- [ACTION ITEM] Find each line of the entries with the string "error", please, and copy it.

[Data records]
□ □ □ □ □ □ □

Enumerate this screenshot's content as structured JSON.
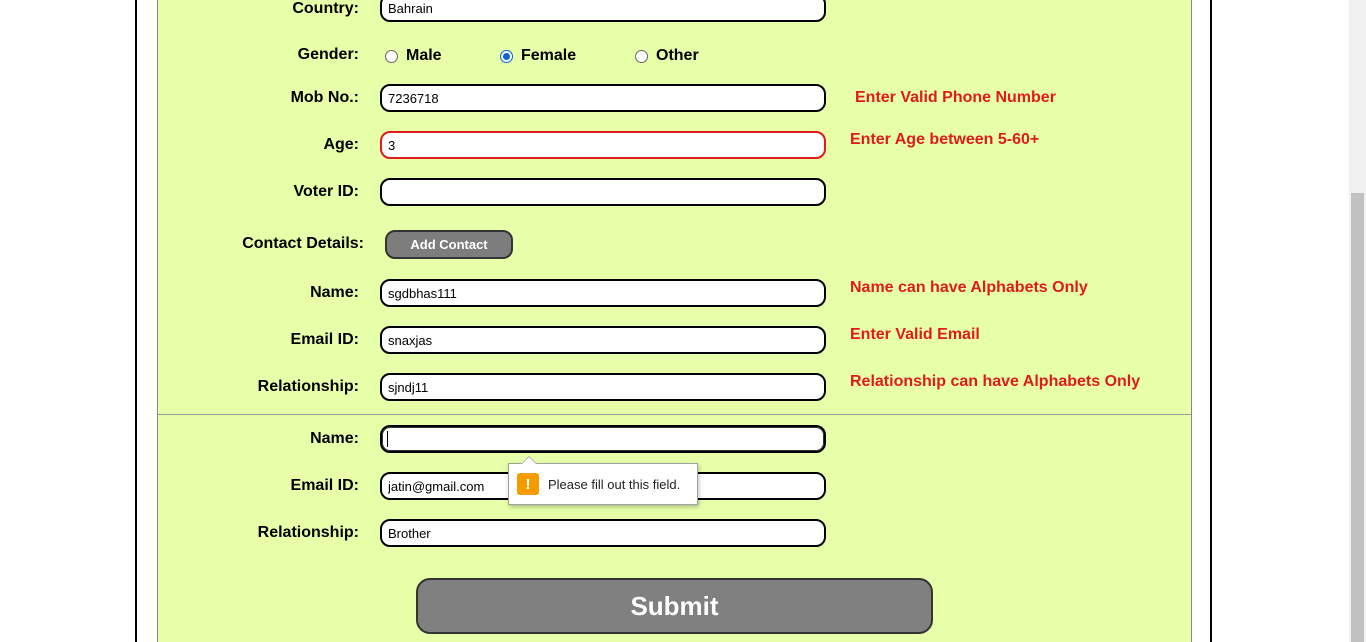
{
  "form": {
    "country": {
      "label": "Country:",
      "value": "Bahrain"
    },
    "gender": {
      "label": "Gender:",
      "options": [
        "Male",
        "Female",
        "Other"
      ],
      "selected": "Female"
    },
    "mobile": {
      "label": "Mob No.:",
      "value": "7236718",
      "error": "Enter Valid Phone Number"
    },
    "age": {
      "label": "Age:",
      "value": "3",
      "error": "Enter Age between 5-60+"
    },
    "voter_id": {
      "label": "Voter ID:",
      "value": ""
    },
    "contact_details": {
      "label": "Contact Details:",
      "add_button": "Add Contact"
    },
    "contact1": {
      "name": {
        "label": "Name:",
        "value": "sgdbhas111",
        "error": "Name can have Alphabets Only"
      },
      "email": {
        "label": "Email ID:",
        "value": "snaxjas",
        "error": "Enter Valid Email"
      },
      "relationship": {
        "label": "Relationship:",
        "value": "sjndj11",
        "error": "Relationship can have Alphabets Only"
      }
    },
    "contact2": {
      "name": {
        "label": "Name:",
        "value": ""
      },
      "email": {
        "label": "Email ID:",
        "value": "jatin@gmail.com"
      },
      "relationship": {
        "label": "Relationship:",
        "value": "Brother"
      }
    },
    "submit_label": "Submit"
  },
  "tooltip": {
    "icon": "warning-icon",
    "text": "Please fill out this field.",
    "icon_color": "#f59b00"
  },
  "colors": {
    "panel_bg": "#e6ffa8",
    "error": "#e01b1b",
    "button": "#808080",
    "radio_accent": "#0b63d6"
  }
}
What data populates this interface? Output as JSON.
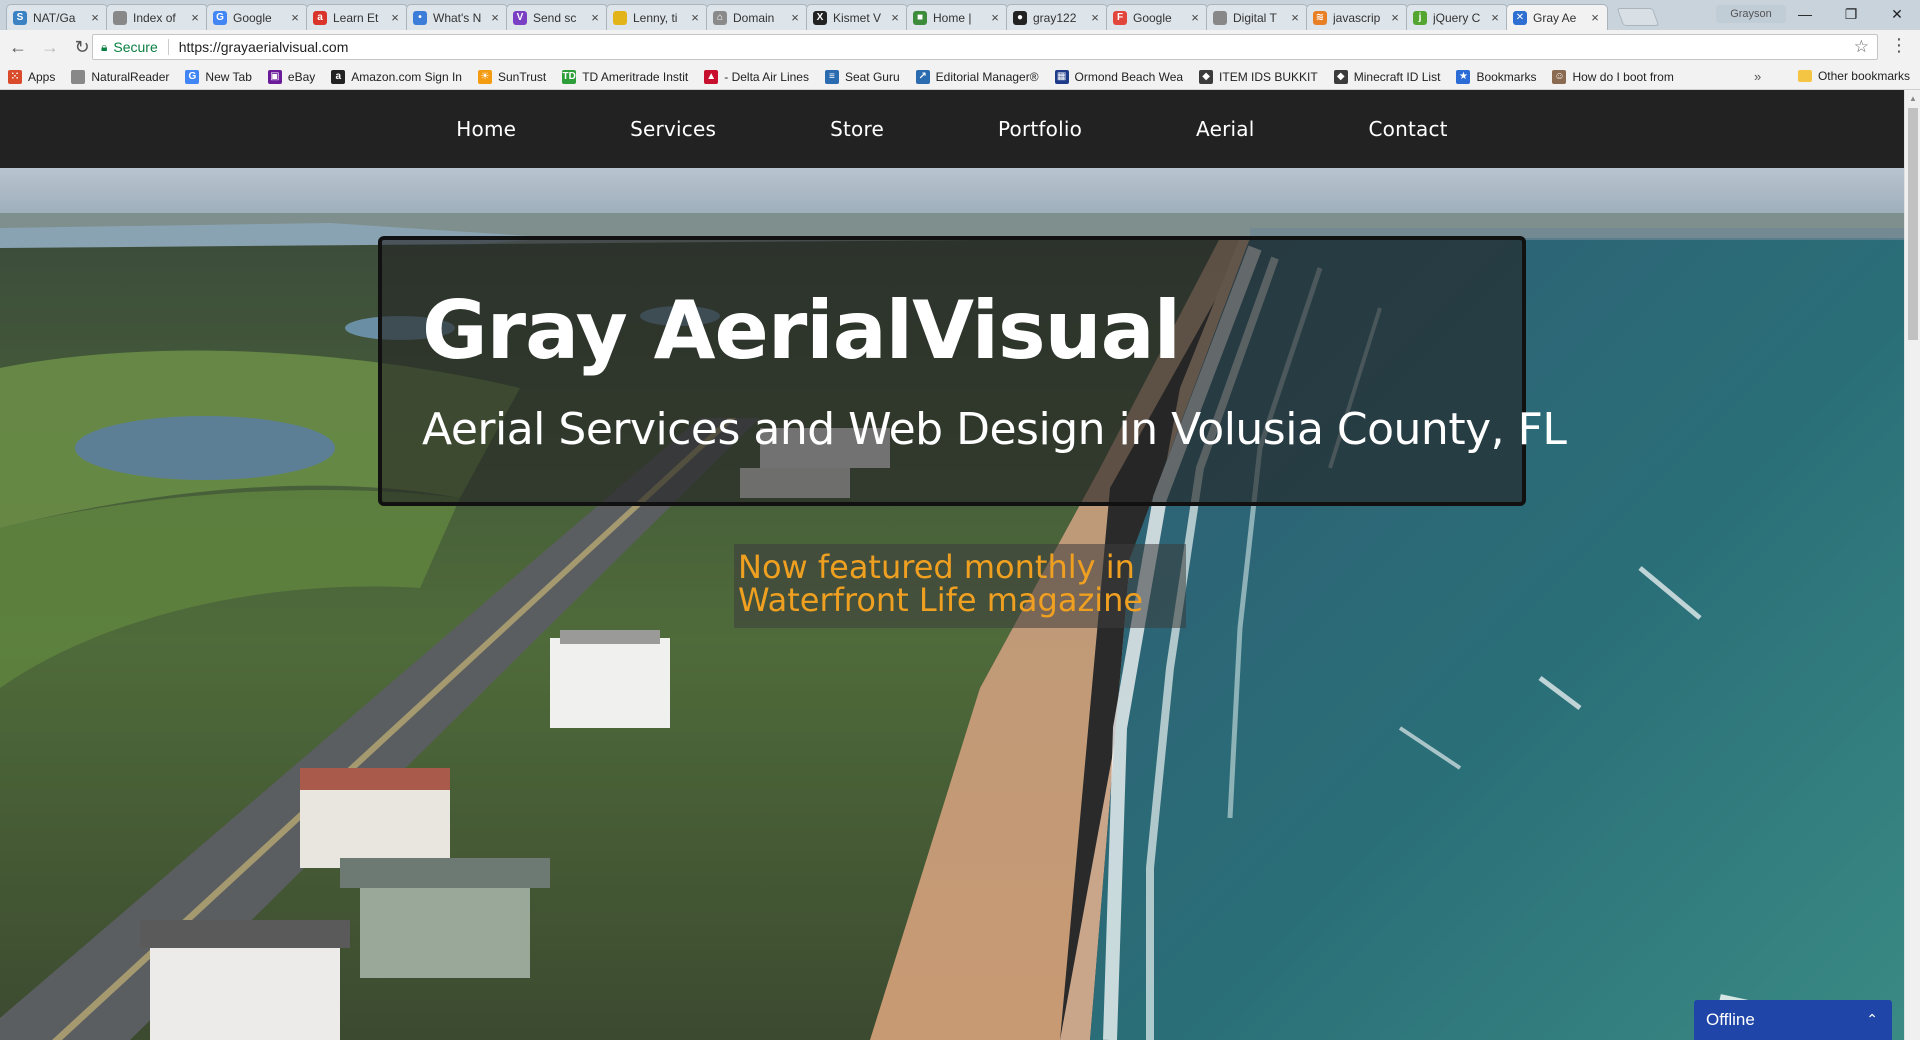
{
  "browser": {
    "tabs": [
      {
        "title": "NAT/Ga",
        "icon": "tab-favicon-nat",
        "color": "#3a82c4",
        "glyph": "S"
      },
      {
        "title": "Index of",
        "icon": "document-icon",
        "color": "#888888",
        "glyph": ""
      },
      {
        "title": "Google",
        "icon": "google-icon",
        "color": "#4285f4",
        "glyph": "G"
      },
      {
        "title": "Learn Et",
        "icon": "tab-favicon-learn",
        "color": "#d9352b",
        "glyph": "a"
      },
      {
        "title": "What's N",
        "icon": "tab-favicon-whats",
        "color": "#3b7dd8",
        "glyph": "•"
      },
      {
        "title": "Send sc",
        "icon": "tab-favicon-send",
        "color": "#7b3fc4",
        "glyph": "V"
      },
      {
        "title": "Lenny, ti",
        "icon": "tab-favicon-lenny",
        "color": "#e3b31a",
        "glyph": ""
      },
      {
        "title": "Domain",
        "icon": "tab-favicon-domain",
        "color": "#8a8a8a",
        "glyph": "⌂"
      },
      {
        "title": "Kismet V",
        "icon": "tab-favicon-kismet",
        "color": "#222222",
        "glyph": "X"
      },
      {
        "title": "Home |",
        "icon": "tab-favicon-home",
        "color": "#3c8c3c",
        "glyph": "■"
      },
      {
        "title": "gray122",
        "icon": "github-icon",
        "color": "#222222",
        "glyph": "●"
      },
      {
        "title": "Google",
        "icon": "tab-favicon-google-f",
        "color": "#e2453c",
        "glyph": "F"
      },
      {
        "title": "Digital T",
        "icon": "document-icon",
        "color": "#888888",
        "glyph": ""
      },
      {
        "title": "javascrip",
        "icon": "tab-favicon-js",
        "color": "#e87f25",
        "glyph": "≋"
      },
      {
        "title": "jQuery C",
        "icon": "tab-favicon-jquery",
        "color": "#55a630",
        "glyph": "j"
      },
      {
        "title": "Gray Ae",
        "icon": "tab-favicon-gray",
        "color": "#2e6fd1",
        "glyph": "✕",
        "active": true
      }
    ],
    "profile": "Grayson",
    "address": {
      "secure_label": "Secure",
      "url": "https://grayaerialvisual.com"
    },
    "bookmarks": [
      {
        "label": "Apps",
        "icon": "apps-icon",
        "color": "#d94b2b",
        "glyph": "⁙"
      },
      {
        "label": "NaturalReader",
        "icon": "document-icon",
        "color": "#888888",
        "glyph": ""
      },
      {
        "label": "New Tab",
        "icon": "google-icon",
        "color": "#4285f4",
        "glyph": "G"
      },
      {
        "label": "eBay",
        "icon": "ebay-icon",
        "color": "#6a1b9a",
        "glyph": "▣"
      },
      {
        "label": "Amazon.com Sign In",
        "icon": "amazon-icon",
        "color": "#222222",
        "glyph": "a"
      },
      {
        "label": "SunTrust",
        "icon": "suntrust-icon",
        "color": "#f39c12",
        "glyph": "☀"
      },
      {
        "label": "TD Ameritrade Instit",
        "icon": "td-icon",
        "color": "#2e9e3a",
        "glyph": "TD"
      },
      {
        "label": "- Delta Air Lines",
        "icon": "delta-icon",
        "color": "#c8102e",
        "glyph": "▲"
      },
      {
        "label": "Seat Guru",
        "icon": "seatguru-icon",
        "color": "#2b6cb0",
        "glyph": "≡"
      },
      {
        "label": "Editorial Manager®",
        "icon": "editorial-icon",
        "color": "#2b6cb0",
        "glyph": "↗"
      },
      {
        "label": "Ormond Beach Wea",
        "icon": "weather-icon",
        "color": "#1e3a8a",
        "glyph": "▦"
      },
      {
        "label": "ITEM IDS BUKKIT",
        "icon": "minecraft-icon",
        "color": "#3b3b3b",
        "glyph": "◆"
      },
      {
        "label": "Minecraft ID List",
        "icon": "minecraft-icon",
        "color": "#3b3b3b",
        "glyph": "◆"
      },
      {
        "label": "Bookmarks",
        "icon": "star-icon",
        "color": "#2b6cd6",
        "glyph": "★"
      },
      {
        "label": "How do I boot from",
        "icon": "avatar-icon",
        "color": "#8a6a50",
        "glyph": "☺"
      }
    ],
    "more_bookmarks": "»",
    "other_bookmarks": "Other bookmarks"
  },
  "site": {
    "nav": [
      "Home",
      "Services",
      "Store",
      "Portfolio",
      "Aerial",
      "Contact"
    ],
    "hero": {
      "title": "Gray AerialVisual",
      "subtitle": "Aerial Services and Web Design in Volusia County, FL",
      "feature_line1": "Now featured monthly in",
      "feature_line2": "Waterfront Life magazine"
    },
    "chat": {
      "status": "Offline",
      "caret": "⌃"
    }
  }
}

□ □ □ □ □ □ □

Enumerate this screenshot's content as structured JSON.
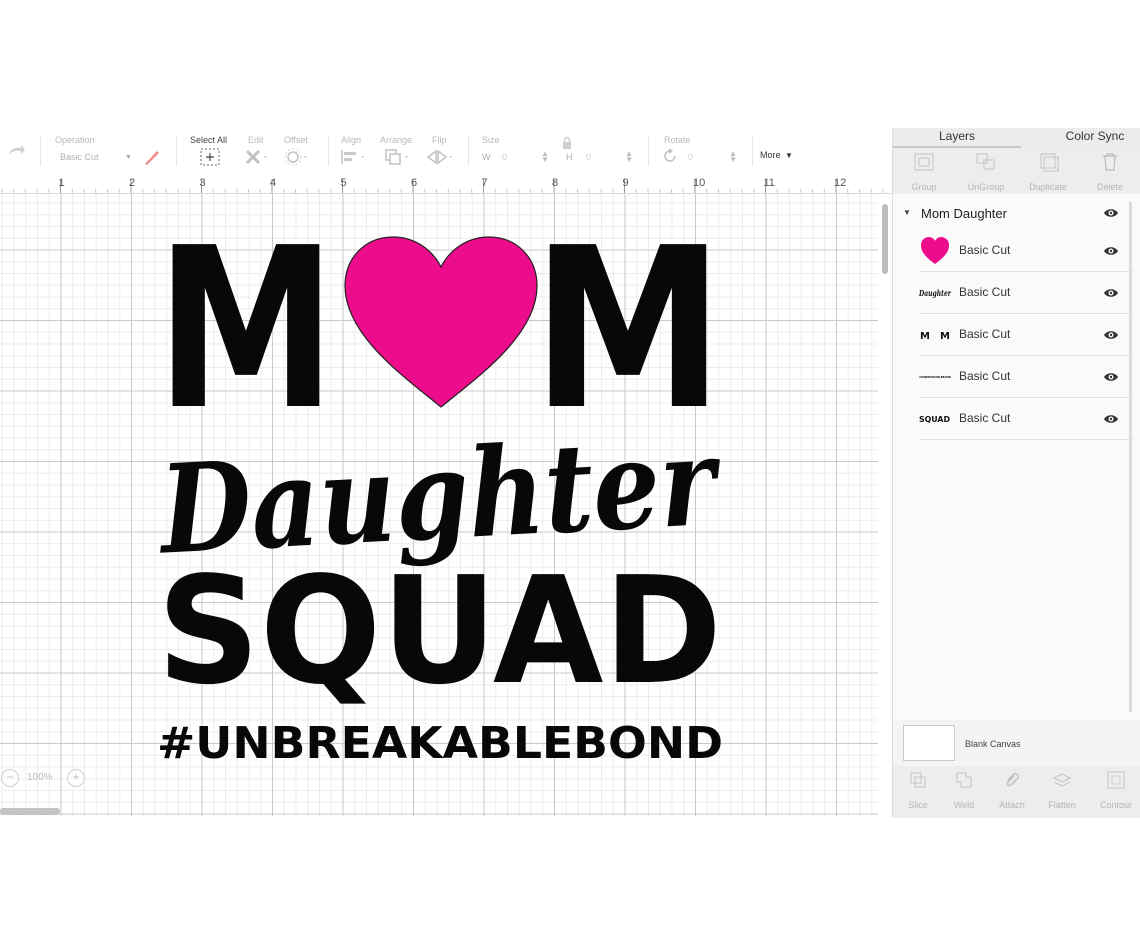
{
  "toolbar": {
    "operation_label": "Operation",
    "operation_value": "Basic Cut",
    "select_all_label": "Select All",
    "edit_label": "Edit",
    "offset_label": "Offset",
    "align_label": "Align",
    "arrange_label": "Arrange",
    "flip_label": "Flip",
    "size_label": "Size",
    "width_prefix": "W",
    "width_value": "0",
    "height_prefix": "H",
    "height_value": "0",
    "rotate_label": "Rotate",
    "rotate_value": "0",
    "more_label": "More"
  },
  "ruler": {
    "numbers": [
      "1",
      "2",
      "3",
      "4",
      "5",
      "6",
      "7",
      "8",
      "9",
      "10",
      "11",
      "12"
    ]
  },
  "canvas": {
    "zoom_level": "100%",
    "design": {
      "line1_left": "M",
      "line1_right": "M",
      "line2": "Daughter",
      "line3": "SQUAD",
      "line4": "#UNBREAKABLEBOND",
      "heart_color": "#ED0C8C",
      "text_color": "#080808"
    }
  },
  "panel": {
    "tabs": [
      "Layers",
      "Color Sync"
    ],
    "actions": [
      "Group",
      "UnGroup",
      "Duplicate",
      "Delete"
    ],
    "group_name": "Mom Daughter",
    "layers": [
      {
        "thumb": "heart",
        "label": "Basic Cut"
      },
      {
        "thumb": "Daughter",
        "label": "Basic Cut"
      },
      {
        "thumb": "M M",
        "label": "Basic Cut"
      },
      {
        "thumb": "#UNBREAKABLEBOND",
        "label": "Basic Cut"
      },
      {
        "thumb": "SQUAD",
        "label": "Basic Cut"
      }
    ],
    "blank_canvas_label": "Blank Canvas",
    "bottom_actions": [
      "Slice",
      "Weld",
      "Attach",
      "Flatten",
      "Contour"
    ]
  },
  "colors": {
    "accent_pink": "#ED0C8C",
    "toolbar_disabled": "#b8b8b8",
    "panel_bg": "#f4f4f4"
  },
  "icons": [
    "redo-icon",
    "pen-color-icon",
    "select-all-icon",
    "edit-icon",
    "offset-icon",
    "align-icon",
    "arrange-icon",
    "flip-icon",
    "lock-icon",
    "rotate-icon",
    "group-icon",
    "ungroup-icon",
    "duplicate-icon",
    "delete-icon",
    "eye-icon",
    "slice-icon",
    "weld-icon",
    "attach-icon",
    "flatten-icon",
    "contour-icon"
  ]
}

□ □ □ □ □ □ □

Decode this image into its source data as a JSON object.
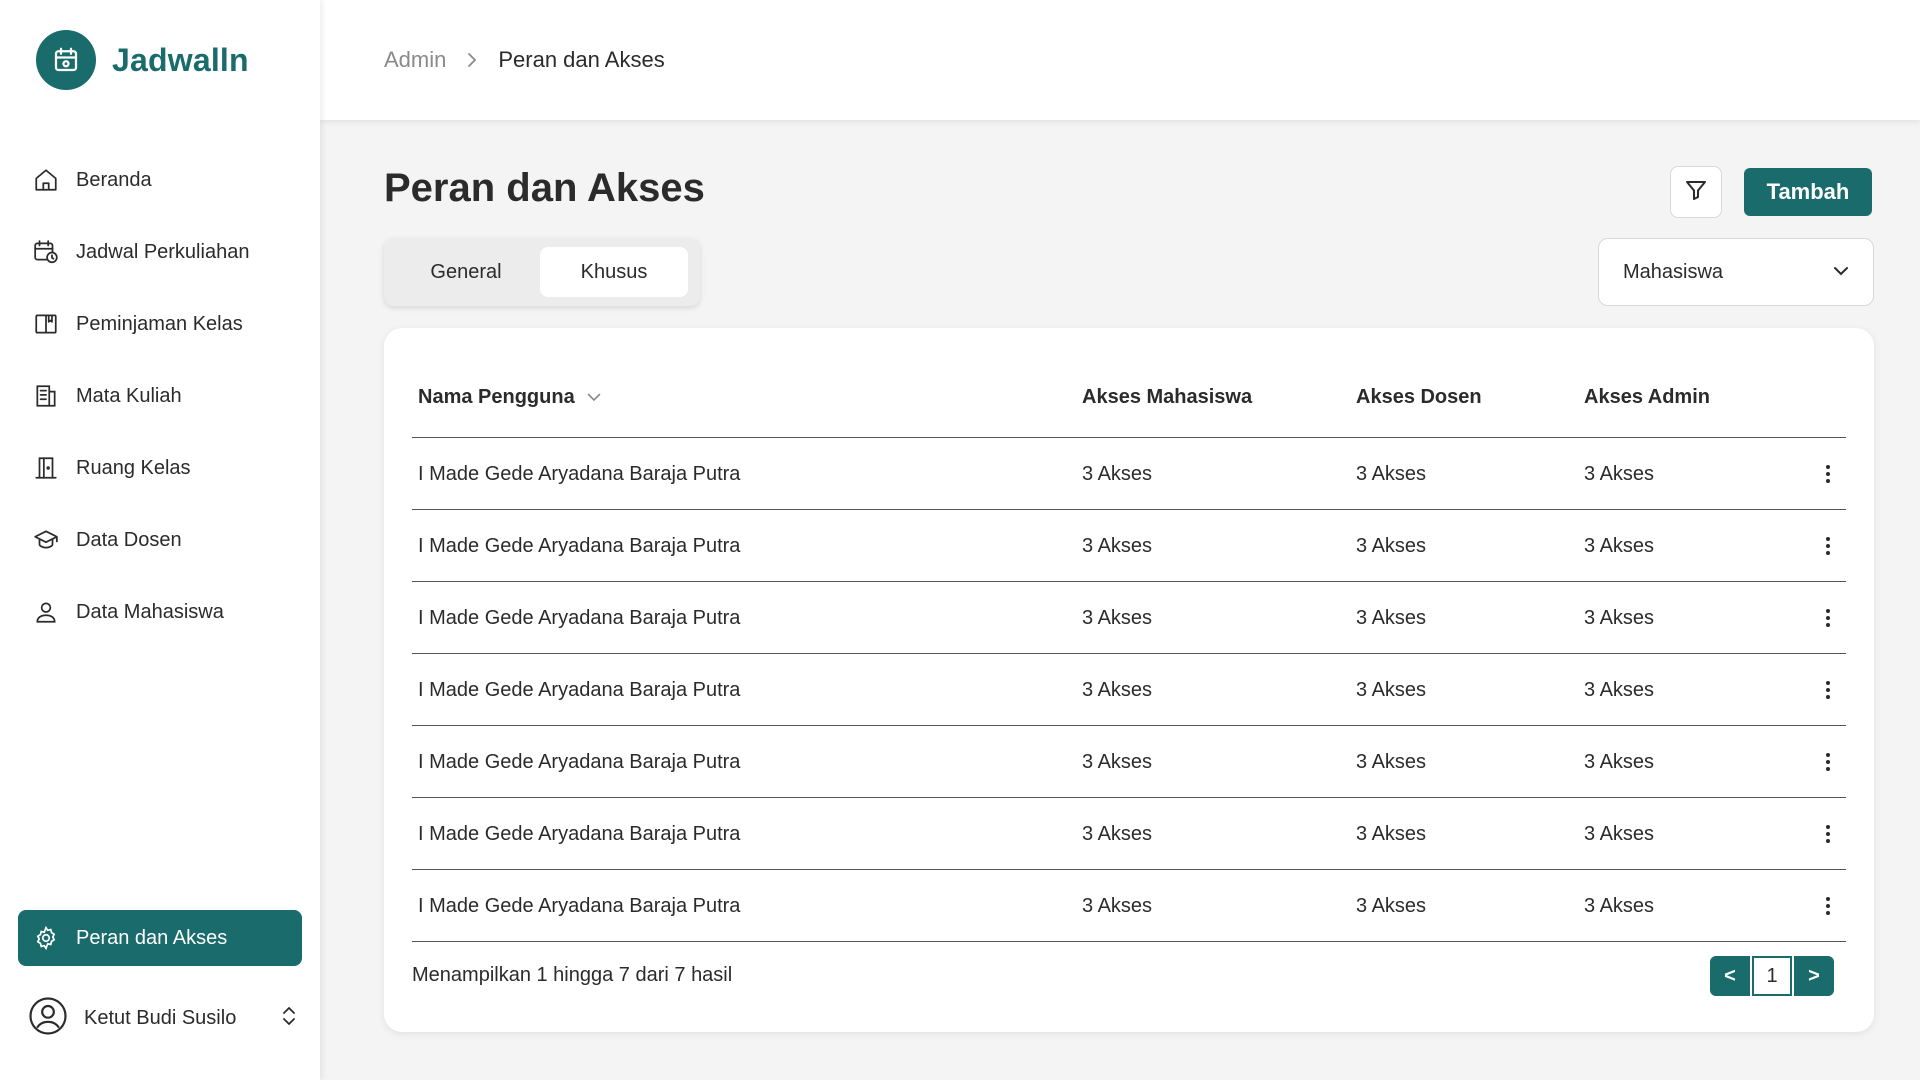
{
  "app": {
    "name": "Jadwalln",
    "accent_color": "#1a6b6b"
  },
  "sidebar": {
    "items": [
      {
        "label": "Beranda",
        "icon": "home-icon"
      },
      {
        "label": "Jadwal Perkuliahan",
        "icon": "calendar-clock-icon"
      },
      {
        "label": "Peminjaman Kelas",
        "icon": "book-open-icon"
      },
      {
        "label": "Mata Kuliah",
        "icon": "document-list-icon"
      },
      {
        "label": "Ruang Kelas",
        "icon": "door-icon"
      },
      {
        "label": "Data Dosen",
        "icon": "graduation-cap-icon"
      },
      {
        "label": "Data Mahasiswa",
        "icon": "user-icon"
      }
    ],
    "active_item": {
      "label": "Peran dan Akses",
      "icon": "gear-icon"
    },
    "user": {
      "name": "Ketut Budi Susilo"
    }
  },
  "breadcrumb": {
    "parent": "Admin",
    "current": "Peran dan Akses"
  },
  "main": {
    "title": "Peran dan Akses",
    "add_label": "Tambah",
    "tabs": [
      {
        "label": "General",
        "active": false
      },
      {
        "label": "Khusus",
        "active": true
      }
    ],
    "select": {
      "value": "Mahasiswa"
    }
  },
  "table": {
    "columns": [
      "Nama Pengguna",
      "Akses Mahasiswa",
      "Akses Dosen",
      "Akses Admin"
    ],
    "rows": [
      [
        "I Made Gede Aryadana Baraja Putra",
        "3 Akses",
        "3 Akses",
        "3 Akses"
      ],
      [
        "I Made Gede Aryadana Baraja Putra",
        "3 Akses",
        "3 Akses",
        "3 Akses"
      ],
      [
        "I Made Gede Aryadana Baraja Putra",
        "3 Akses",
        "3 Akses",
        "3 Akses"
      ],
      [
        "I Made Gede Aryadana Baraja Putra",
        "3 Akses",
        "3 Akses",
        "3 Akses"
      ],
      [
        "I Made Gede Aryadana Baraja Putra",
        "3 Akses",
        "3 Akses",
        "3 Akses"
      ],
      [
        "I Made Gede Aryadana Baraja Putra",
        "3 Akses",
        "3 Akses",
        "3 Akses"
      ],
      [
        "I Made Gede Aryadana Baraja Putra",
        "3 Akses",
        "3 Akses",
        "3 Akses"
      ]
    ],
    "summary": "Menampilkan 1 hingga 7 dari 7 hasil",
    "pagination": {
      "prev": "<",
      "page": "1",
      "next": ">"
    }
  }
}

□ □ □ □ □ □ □

- [OUTPUT FOR THIS EXERCISE]
      "error": "Enter Valid Phone Number"
      "error": "Enter Age between 5-60+"
        "error": "Name can have Alphabets Only"
        "error": "Enter Valid Email"
        "error": "Relationship can have Alphabets Only"
    "error": "#e01b1b",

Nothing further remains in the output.